Smart Surgical Instruments: the NaviKnife
This new technology will offer for the first time, real‐time definition and pathological analysis of the tumour margins during surgery. It will allow surgeons to remove cancerous tissue with precision, decrease the incidence of positive margins, and thus avoid repeat surgeries and systemic therapies.
Removing a tumor from a person’s body is hard work. When a surgeon performs cancer removal procedures, their goal is to remove the tumor in its entirety with a rim of healthy tissue surrounding it, which allows them to determine that all the cancer has been removed. Still, surgeons must also be cautious to minimize the amount of healthy tissue they extract, a process that is complicated by the irregular shape of most tumors and their tendency to shift during surgery. Because of this, cancer removal procedures tend to be unpredictable – doctors may not be able to confirm they’ve removed a person’s cancer until tests are done on the tissue post-operation.
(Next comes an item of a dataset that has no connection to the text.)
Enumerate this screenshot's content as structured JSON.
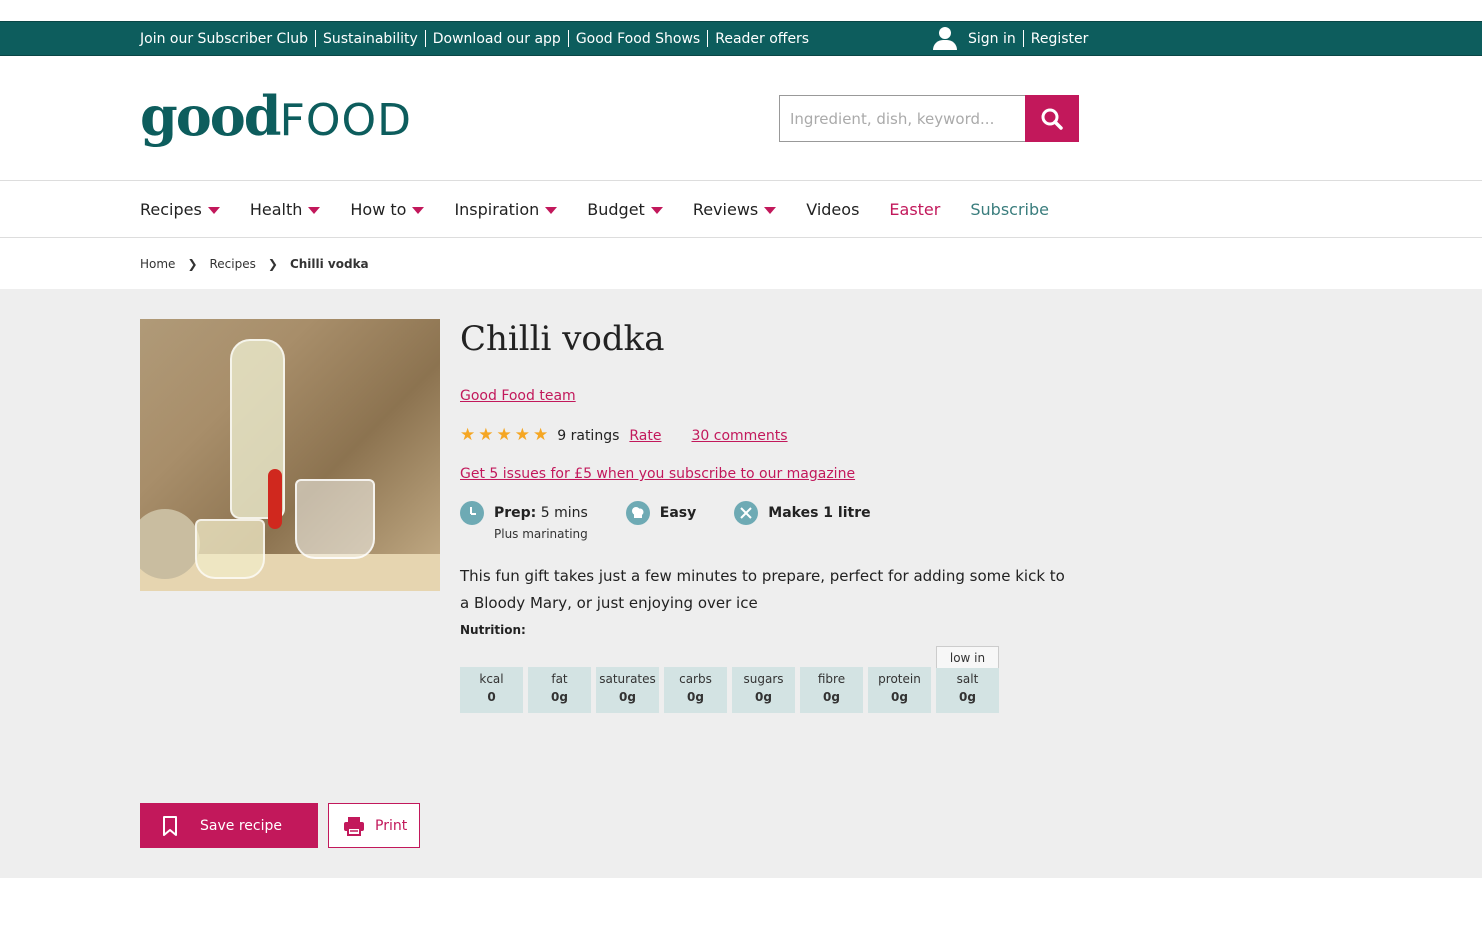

Collaborating with researchers at the Imperial College in England, the Queen’s University Laboratory for Percutaneous Surgery (Perk Lab) has created a tool they call the “NaviKnife” to make tumor-removal procedures more effective. The tool is essentially a fusion of the British iKnife, a “smart” surgical instrument, and real-time electro-magnetic mapping capacity developed at Queen’s. The iKnife without this modification could only alert surgeons if they had cut into cancerous tissue, whereas the NaviKnife allows them to be proactive in avoiding cancerous tissue altogether. The Queen’s School of Computing, specifically Dr. Gabor Fichtinger and colleagues, has also been instrumental in the NaviKnife’s development, troubleshooting issues of electro-magnetic mapping. So far, a NaviKnife pilot study has been conducted on several women seeking breast-conserving surgery with positive outcomes. When the NaviKnife is used, fewer women had to get repeat surgeries—20% of the time additional surgeries were needed, in comparison to a current rate of 40-50%. The NaviKnife team looks forward to further developing this technology, and hopes to continue to reduce tumor removal procedures’ “positive margins”—instances wherein patients require additional procedures.